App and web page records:
--------
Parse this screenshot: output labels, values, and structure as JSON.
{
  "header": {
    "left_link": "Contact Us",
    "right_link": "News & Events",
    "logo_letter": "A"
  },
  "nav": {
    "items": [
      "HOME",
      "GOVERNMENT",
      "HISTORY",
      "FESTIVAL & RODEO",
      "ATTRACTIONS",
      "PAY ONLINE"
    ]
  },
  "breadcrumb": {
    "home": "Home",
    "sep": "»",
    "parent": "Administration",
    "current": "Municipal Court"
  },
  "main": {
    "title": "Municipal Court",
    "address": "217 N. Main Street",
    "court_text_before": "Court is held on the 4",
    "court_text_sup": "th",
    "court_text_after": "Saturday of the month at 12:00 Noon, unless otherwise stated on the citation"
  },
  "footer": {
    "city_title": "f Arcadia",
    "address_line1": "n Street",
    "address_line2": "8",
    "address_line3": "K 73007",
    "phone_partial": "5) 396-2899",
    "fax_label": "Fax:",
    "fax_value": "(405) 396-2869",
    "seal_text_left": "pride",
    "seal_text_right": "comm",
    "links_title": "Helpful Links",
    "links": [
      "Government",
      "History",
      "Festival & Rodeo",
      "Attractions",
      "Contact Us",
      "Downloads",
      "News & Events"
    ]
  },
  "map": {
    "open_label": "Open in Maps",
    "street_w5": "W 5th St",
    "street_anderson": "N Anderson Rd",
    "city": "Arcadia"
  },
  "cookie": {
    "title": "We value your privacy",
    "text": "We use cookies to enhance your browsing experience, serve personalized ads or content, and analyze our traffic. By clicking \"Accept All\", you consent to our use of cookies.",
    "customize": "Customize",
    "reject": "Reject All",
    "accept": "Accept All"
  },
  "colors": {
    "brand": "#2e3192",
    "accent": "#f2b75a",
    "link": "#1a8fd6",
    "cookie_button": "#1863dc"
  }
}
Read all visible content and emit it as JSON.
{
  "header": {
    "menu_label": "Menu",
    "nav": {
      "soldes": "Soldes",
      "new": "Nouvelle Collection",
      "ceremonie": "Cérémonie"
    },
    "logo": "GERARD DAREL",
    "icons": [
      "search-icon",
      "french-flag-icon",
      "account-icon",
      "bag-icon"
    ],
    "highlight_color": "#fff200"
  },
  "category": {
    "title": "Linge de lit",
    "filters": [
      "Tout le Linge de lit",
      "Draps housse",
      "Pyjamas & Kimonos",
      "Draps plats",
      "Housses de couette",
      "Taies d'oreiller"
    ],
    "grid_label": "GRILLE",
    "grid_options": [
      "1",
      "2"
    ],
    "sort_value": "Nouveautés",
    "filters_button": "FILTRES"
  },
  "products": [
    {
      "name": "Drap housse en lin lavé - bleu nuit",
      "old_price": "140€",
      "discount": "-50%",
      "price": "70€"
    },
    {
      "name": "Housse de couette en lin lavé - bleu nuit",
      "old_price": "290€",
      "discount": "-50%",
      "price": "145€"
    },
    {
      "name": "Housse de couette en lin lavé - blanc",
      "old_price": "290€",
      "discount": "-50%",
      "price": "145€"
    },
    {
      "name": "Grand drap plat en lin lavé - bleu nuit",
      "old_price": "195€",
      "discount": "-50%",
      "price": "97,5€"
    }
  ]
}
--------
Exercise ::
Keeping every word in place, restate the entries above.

Exercise answer ::
Parse this screenshot: output labels, values, and structure as JSON.
{
  "header": {
    "left_link": "Contact Us",
    "right_link": "News & Events",
    "logo_letter": "A"
  },
  "nav": {
    "items": [
      "HOME",
      "GOVERNMENT",
      "HISTORY",
      "FESTIVAL & RODEO",
      "ATTRACTIONS",
      "PAY ONLINE"
    ]
  },
  "breadcrumb": {
    "home": "Home",
    "sep": "»",
    "parent": "Administration",
    "current": "Municipal Court"
  },
  "main": {
    "title": "Municipal Court",
    "address": "217 N. Main Street",
    "court_text_before": "Court is held on the 4",
    "court_text_sup": "th",
    "court_text_after": "Saturday of the month at 12:00 Noon, unless otherwise stated on the citation"
  },
  "footer": {
    "city_title": "f Arcadia",
    "address_line1": "n Street",
    "address_line2": "8",
    "address_line3": "K 73007",
    "phone_partial": "5) 396-2899",
    "fax_label": "Fax:",
    "fax_value": "(405) 396-2869",
    "seal_text_left": "pride",
    "seal_text_right": "comm",
    "links_title": "Helpful Links",
    "links": [
      "Government",
      "History",
      "Festival & Rodeo",
      "Attractions",
      "Contact Us",
      "Downloads",
      "News & Events"
    ]
  },
  "map": {
    "open_label": "Open in Maps",
    "street_w5": "W 5th St",
    "street_anderson": "N Anderson Rd",
    "city": "Arcadia"
  },
  "cookie": {
    "title": "We value your privacy",
    "text": "We use cookies to enhance your browsing experience, serve personalized ads or content, and analyze our traffic. By clicking \"Accept All\", you consent to our use of cookies.",
    "customize": "Customize",
    "reject": "Reject All",
    "accept": "Accept All"
  },
  "colors": {
    "brand": "#2e3192",
    "accent": "#f2b75a",
    "link": "#1a8fd6",
    "cookie_button": "#1863dc"
  }
}
Read all visible content and emit it as JSON.
{
  "header": {
    "menu_label": "Menu",
    "nav": {
      "soldes": "Soldes",
      "new": "Nouvelle Collection",
      "ceremonie": "Cérémonie"
    },
    "logo": "GERARD DAREL",
    "icons": [
      "search-icon",
      "french-flag-icon",
      "account-icon",
      "bag-icon"
    ],
    "highlight_color": "#fff200"
  },
  "category": {
    "title": "Linge de lit",
    "filters": [
      "Tout le Linge de lit",
      "Draps housse",
      "Pyjamas & Kimonos",
      "Draps plats",
      "Housses de couette",
      "Taies d'oreiller"
    ],
    "grid_label": "GRILLE",
    "grid_options": [
      "1",
      "2"
    ],
    "sort_value": "Nouveautés",
    "filters_button": "FILTRES"
  },
  "products": [
    {
      "name": "Drap housse en lin lavé - bleu nuit",
      "old_price": "140€",
      "discount": "-50%",
      "price": "70€"
    },
    {
      "name": "Housse de couette en lin lavé - bleu nuit",
      "old_price": "290€",
      "discount": "-50%",
      "price": "145€"
    },
    {
      "name": "Housse de couette en lin lavé - blanc",
      "old_price": "290€",
      "discount": "-50%",
      "price": "145€"
    },
    {
      "name": "Grand drap plat en lin lavé - bleu nuit",
      "old_price": "195€",
      "discount": "-50%",
      "price": "97,5€"
    }
  ]
}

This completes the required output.